The 19th-century house required a comprehensive overhaul. That was a slow process- one that began in 2004, two years before Liceaga left Robert A.M. Stern Architects to go out on his own under the firm name Ulimar. "The project ate up lots of nights and weekends," he says. Further complicating matters, a planned penthouse addition required landmarks approval, a notoriously drawn-out endeavor. Other major improvements would be relegated to the inside, behind a brick facade that had to be preserved.

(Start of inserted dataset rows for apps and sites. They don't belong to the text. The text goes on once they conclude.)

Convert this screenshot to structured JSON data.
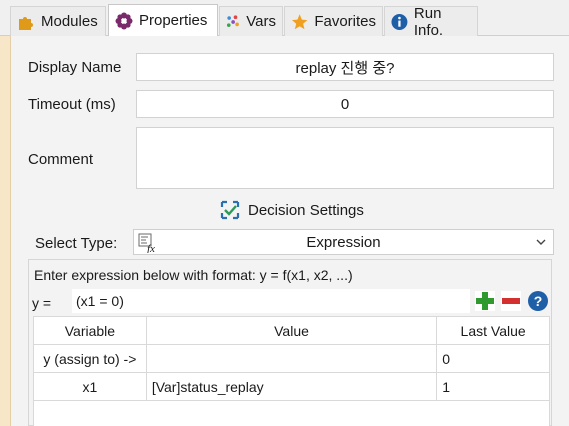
{
  "tabs": [
    {
      "label": "Modules",
      "icon": "puzzle-icon"
    },
    {
      "label": "Properties",
      "icon": "flower-gear-icon",
      "active": true
    },
    {
      "label": "Vars",
      "icon": "dots-icon"
    },
    {
      "label": "Favorites",
      "icon": "star-icon"
    },
    {
      "label": "Run Info.",
      "icon": "info-icon"
    }
  ],
  "form": {
    "display_name_label": "Display Name",
    "display_name_value": "replay 진행 중?",
    "timeout_label": "Timeout (ms)",
    "timeout_value": "0",
    "comment_label": "Comment",
    "comment_value": ""
  },
  "decision": {
    "title": "Decision Settings",
    "select_type_label": "Select Type:",
    "select_type_value": "Expression"
  },
  "expression": {
    "hint": "Enter expression below with format: y = f(x1, x2, ...)",
    "y_label": "y =",
    "value": "(x1 = 0)"
  },
  "table": {
    "headers": [
      "Variable",
      "Value",
      "Last Value"
    ],
    "rows": [
      [
        "y (assign to) ->",
        "",
        "0"
      ],
      [
        "x1",
        "[Var]status_replay",
        "1"
      ]
    ]
  },
  "colors": {
    "accent_orange": "#f0a020",
    "info_blue": "#1f5fa8",
    "add_green": "#2e9a2e",
    "remove_red": "#d43030",
    "help_blue": "#1f5fa8"
  }
}
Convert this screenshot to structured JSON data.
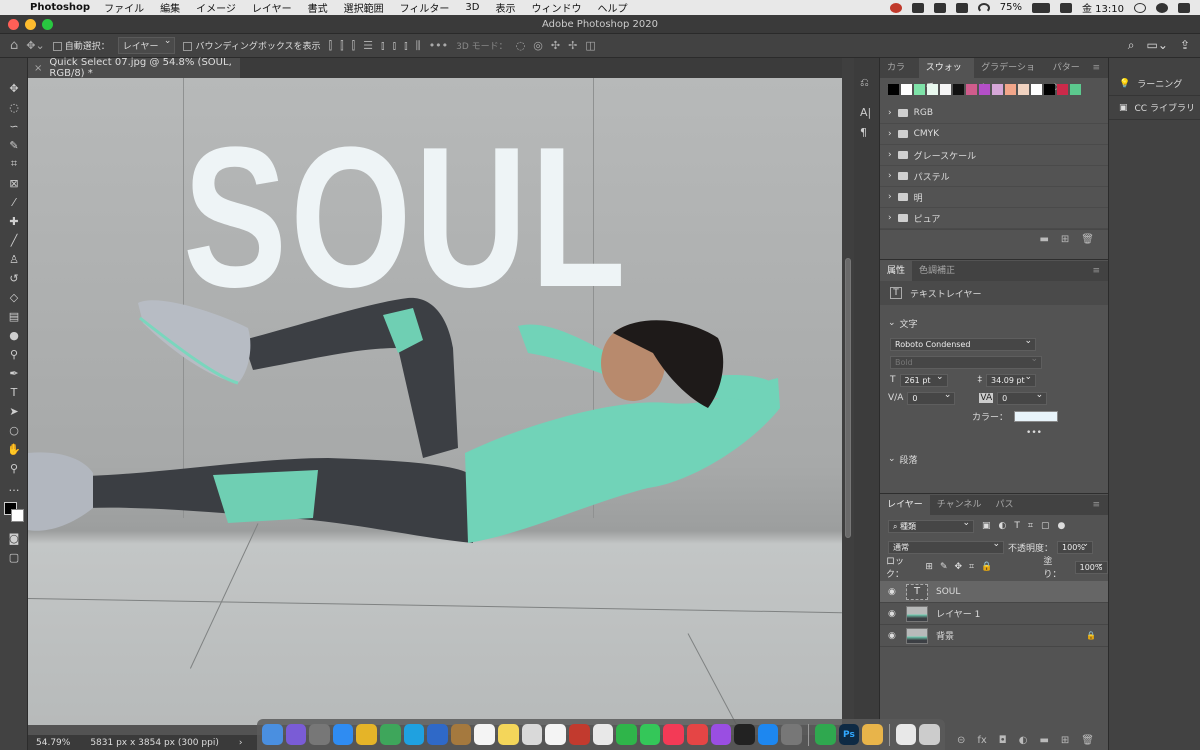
{
  "menubar": {
    "app": "Photoshop",
    "items": [
      "ファイル",
      "編集",
      "イメージ",
      "レイヤー",
      "書式",
      "選択範囲",
      "フィルター",
      "3D",
      "表示",
      "ウィンドウ",
      "ヘルプ"
    ],
    "battery": "75%",
    "clock": "金 13:10"
  },
  "window": {
    "title": "Adobe Photoshop 2020"
  },
  "options": {
    "auto_select_label": "自動選択：",
    "auto_select_value": "レイヤー",
    "bounding_box_label": "バウンディングボックスを表示",
    "three_d_mode": "3D モード："
  },
  "document": {
    "tab_title": "Quick Select 07.jpg @ 54.8% (SOUL, RGB/8) *",
    "canvas_text": "SOUL",
    "zoom": "54.79%",
    "size_info": "5831 px x 3854 px (300 ppi)"
  },
  "swatches_panel": {
    "tabs": [
      "カラー",
      "スウォッチ",
      "グラデーション",
      "パターン"
    ],
    "active_tab": "スウォッチ",
    "colors": [
      "#000000",
      "#ffffff",
      "#7ee2a8",
      "#e8f8ee",
      "#f4f4f4",
      "#111111",
      "#d05c8c",
      "#b44fc8",
      "#d6a7d8",
      "#f2a68a",
      "#f0d2c0",
      "#ffffff",
      "#000000",
      "#cc2a4a",
      "#5cc98e"
    ],
    "folders": [
      "RGB",
      "CMYK",
      "グレースケール",
      "パステル",
      "明",
      "ピュア"
    ]
  },
  "properties_panel": {
    "tabs": [
      "属性",
      "色調補正"
    ],
    "active_tab": "属性",
    "layer_type": "テキストレイヤー",
    "section_text": "文字",
    "font_family": "Roboto Condensed",
    "font_style": "Bold",
    "font_size": "261 pt",
    "leading": "34.09 pt",
    "kerning": "0",
    "tracking": "0",
    "color_label": "カラー：",
    "color_value": "#e8f4fa",
    "more": "•••",
    "section_paragraph": "段落"
  },
  "layers_panel": {
    "tabs": [
      "レイヤー",
      "チャンネル",
      "パス"
    ],
    "active_tab": "レイヤー",
    "filter_kind": "種類",
    "blend_mode": "通常",
    "opacity_label": "不透明度：",
    "opacity": "100%",
    "lock_label": "ロック：",
    "fill_label": "塗り：",
    "fill": "100%",
    "layers": [
      {
        "name": "SOUL",
        "type": "text",
        "selected": true
      },
      {
        "name": "レイヤー 1",
        "type": "image",
        "selected": false
      },
      {
        "name": "背景",
        "type": "image",
        "selected": false,
        "locked": true
      }
    ]
  },
  "right_panel": {
    "items": [
      "ラーニング",
      "CC ライブラリ"
    ]
  },
  "dock": {
    "apps": [
      {
        "name": "finder",
        "color": "#4a8fe0"
      },
      {
        "name": "siri",
        "color": "#7a5cd6"
      },
      {
        "name": "launchpad",
        "color": "#777"
      },
      {
        "name": "safari",
        "color": "#2f8cf2"
      },
      {
        "name": "chrome",
        "color": "#e5b428"
      },
      {
        "name": "chrome-canary",
        "color": "#3ea65b"
      },
      {
        "name": "skype",
        "color": "#1fa1e0"
      },
      {
        "name": "preview",
        "color": "#2f69c8"
      },
      {
        "name": "notebook",
        "color": "#a5793e"
      },
      {
        "name": "calendar",
        "color": "#f4f4f4"
      },
      {
        "name": "notes",
        "color": "#f4d65a"
      },
      {
        "name": "photos-app",
        "color": "#d9d9d9"
      },
      {
        "name": "reminders",
        "color": "#f4f4f4"
      },
      {
        "name": "dictionary",
        "color": "#c23a2e"
      },
      {
        "name": "photos",
        "color": "#e8e8e8"
      },
      {
        "name": "facetime",
        "color": "#2fb54a"
      },
      {
        "name": "messages",
        "color": "#34c759"
      },
      {
        "name": "music",
        "color": "#f33a56"
      },
      {
        "name": "news",
        "color": "#e54545"
      },
      {
        "name": "podcasts",
        "color": "#9a4ee2"
      },
      {
        "name": "tv",
        "color": "#222"
      },
      {
        "name": "app-store",
        "color": "#1d87f0"
      },
      {
        "name": "system-preferences",
        "color": "#777"
      },
      {
        "name": "numbers",
        "color": "#2fa84f"
      },
      {
        "name": "photoshop",
        "color": "#0e2a44",
        "label": "Ps"
      },
      {
        "name": "illustrator",
        "color": "#e8b44a"
      },
      {
        "name": "documents",
        "color": "#e8e8e8"
      },
      {
        "name": "trash",
        "color": "#ccc"
      }
    ]
  }
}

"Working for Stern taught me to respect traditional envelopes, which is the philosophy of my practice-integrating new design into old spaces," he explains. Showcasing that is the entry, where the restored mahogany staircase and plaster moldings are juxtaposed with forward-thinking light fixtures by Ingo Maurer. Ascend a flight to the main level, however, and the balance skews decidedly contemporary. Faux concrete floor tile flows through the space, from the white Italian kitchen at the front, through the central dining area, to the double-height living area. The latter is a virtual conversation pit, thanks to C-shape 1970's sofas that came with the house.
They encircle a cocktail table that Liceaga built by artfully arranging stacks of books.
The lofty living area's rear wall is glass embedded with a constellation of glowing LED pinpoints-a system devised by Maurer, who provided many of the house's signature touches in his role as lighting consultant. Fixtures recessed in various parts of the white ceiling make it look like it was slit with a knife to reveal an orange layer behind. The dining area's chandelier is his explosive Porca Miseria! Below it, can lights are embedded in the Corian top of his table, a prototype made for the Museum of Modern Art's 2004 reopening party.
Liceaga first encountered Maurer designs at an exhibition in Milan, where he interned one college summer. Although he didn't catch the Interior Design Hall of Fame member's name at the time, his fixtures left a lasting impression. Later, working as an architectural animator in his native Mexico City, he was entranced to discover that a friend collected Maurer's work. After moving to New York in 1999, Liceaga finally had the chance to visit the Ingo Maurer showroom and to meet the maestro in person. That connection paved the way for their subsequent collaboration. "Ingo visited once the house was gutted and suggested where to put certain pieces," Liceaga explains.
Photography by Eric Laignel.
ogawa/depardon architects: architect of record. hage engineering: structural engineer. charles g. michel engineering: mep. ross lee renovations: general contractor.
INGO MAURER : WINDOW, DOOR PANELS (LIVING AREA), BALUSTRADE PANELS (DEN), CEILING FIXTURES (DEN, KITCHEN, BOY'S ROOM), CHANDELIER (DINING AREA), SCONCES, PENDANT FIXTURE (ENTRY), LAMP (MASTER BEDROOM).
VITTORIO BONACINA THROUGH PROPERTY: CHAIRS (DEN).
KNOLL: CHAIRS (DINING AREA).
COR: STOOLS (KITCHEN).
VALCUCINE: CUSTOM CABINETRY.
MDF ITALIA THROUGH DDC DOMUS DESIGN COLLECTION: CREDENZA (LIVING AREA).
NEOMETRO: TUB, SINKS (BATHROOM).
HANSGROHE: TUB FITTINGS, SINK FITTINGS, SHOWER FITTINGS.
ISLAND STONE: WALL TILE.
FRITZ HANSEN THROUGH DESIGN WITHIN REACH: CHAIRS (BOY'S ROOM).
LAND OF NOD: RUG.
WEST ELM: BED.
POTTERY BARN KIDS: DUVET COVER, PILLOW SHAMS.
RAUSCH CLASSICS: FURNITURE (DECK).
MOROSO: CHAIRS (TERRACE).